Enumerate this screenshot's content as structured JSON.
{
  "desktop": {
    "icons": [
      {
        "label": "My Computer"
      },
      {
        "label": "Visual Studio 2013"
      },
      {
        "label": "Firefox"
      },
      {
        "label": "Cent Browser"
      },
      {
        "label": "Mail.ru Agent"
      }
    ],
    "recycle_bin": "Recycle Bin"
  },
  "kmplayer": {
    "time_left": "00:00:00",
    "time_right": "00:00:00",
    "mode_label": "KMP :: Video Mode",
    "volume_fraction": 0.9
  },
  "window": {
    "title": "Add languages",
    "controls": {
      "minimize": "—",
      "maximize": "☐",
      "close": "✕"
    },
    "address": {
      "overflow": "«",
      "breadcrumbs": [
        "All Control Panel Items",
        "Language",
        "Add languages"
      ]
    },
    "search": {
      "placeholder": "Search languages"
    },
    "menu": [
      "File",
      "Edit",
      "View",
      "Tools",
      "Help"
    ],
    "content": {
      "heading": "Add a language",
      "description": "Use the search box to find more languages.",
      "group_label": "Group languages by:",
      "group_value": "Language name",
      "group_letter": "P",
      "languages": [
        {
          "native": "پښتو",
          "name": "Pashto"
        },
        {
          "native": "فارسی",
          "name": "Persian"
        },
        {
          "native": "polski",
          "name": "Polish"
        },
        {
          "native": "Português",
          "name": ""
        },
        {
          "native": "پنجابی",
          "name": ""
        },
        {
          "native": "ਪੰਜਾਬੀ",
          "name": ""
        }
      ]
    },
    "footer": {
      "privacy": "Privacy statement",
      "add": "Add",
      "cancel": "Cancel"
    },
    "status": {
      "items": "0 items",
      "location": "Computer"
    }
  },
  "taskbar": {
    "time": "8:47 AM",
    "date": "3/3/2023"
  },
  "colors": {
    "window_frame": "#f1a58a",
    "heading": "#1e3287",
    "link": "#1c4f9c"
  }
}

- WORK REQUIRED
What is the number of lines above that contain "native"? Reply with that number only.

- WRITTEN SOLUTION
6